Debt relief orders (DRO) - A form of debt relief for people who own less than £15,000, don’t own property, have no assets worth over £300 and are on a low income.
Defendant - A term used in reference to forensic accounting. A defendant is the individual or organisation accused of an offence in court.
Dividends - The distribution of a portion of a company's earnings to its shareholders.
Drawings - When the business owner or owners withdraw some or all of the money they invested in the business.
Equity (in accounting terms) - The total assets minus total liability (what a business outright owns, without owing).
Expert witness - An individual believed to have a higher than average level of expertise or knowledge, invited to give testimony in court.
Goodwill - A qualitative measure of a company’s value as opposed to quantitative. Goodwill takes into account intangible assets like reputation, trademarks, logos, branding etc.
Horizontal Equity - A form of tax collection that doesn’t take into account people’s wages. Everyone in similar situations must pay the same amount of tax.
Incorporation - Defines the process of forming a company as a legal entity separate from its owners.
Indemnity - Security or protection against financial losses.
Initial Capital - The money invested in starting a business - possibly in the form of partner investments, loans, fund raising etc.
Inflation - When the volume of money increases, the value decreases and pushes general prices up.
Large business - A business with over 250 employees.
Liabilities - Anything a business owes (tax, loans etc.).
Limited company - A company that is organised to give its owners limited liability.
Limited Liability - A type of investment that ensures an investor can never lose more than the original money they invested. This means that the investor is never responsible for any company debts at the event of liquidation.
Litigation support - In reference to forensic accounting, this is the process of preparing a team of lawyers to try a case.
Mediation - An individual who acts as a middleman between two disputing parties with the aim of drawing a mutual agreement. It is the mediator’s job to ensure that all the terms of the agreement are reasonable.
National Insurance (NI) - A form of taxation designed to fund national welfare schemes such as the NHS and state pensions.
Overpayment - A sum of money paid out that is larger than necessary.
Private Sector - Privately owned businesses.
Public Sector - Government owned businesses/organisations.
Quoted company - Any company who offers shares on the Stock Exchange.
Remuneration - Money paid for work or a service, including salary, dividends or bonuses.
RQB - Recognised Qualifying Body.
RSB - Recognised Supervisory Body.
Self-assessment tax return - An annual statement of income and personal circumstances which is assessed by tax authorities to asses liability for tax. Usually completed by individuals who are self-employed sole traders.

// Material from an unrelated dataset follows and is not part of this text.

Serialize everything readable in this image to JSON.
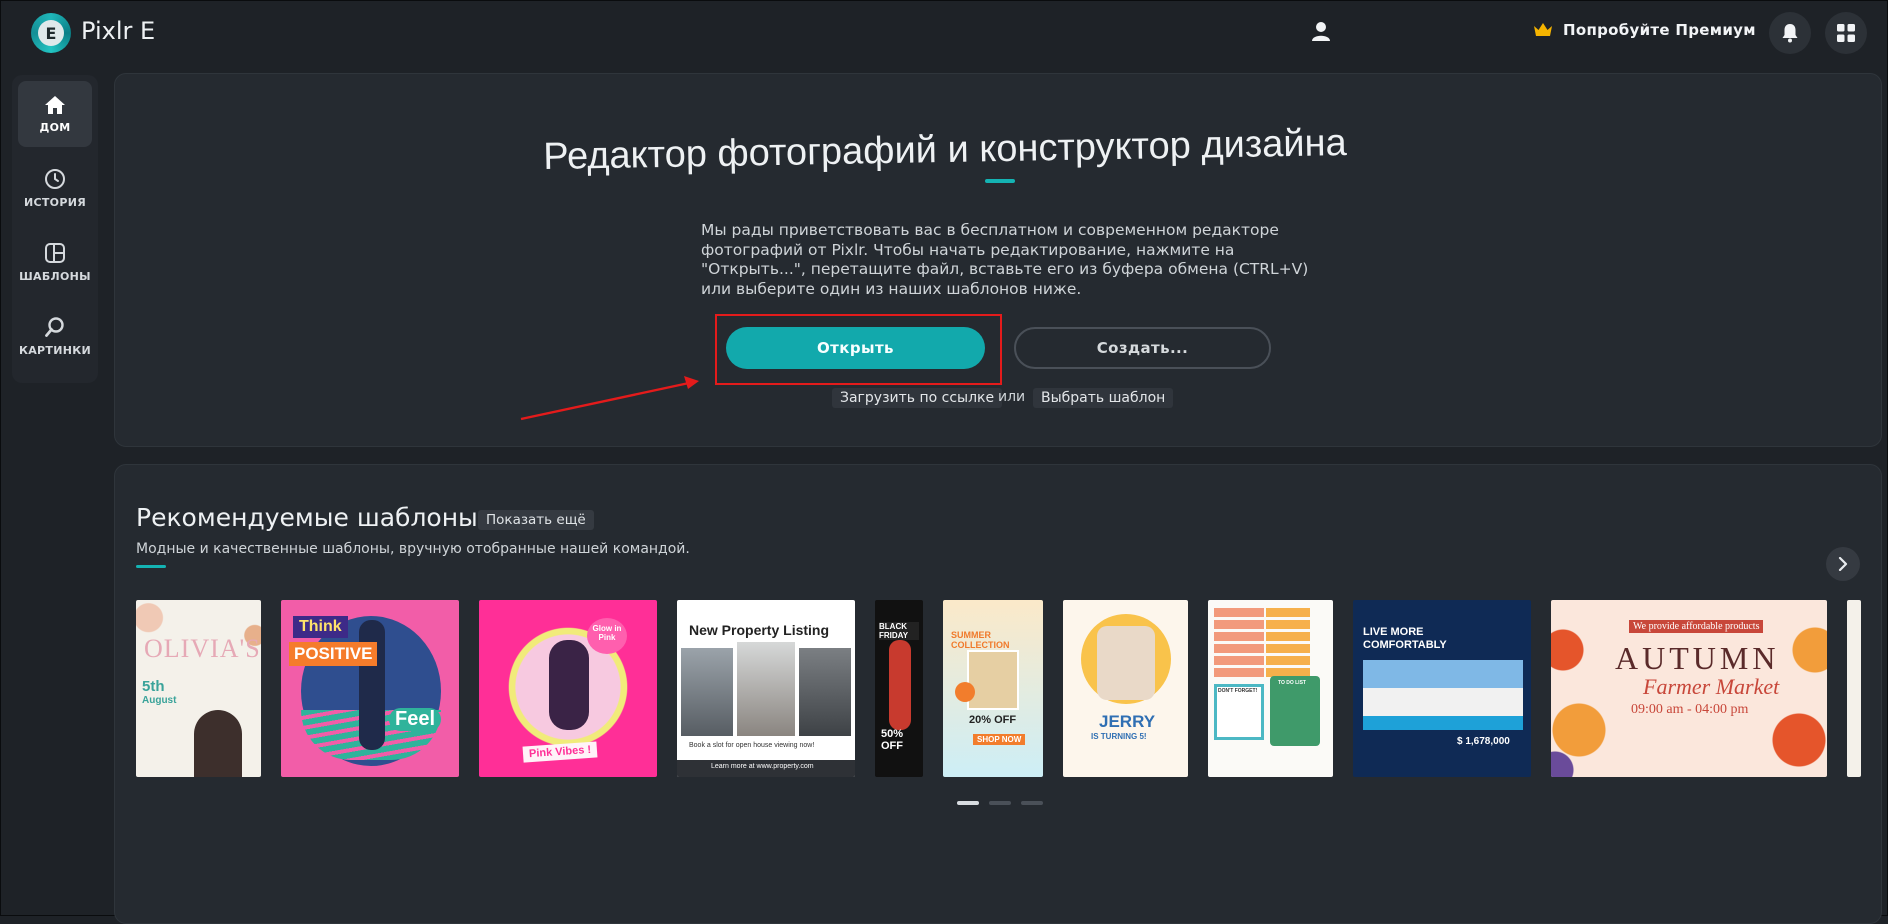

Shareholder - An individual or organisation who legally own one or more shares in a public or private corporation.
Share capital - Money injected into the business from the sale of shares.
SME - Small to medium entities (0-49 or 50-249 employees).
Stakeholder - A stakeholder is a group of people or a company that has an interest in a particular corporation, they may or may not be a shareholder.
Stockbroker - A regulated professional who buys and sells stocks, shares and other securities on behalf of their clients. Investors will contact a stockbroker when they want to invest in, or trade stocks.
Sundries - Miscellaneous objects too small or numerous to be specified.
Tort law - A branch of civil law dealing with breaches of civic duty (most commonly negligence).
Trading Profit - A final profit figure that excludes certain items, like one of charges, to get a fairer overview of the company’s long-term financial state.
Turnover - The amount of money taken by a business in a particular period.
Venture Capital - The sum of money provided to start-up businesses by specialist firms in return for a certain percentage of the business’s shares.
VAT - Tax on the amount of value added to a product by its seller.
Vertical Equity - A form of tax collection based on a person’s wage. The more they earn, the higher percentage of tax they are required to pay.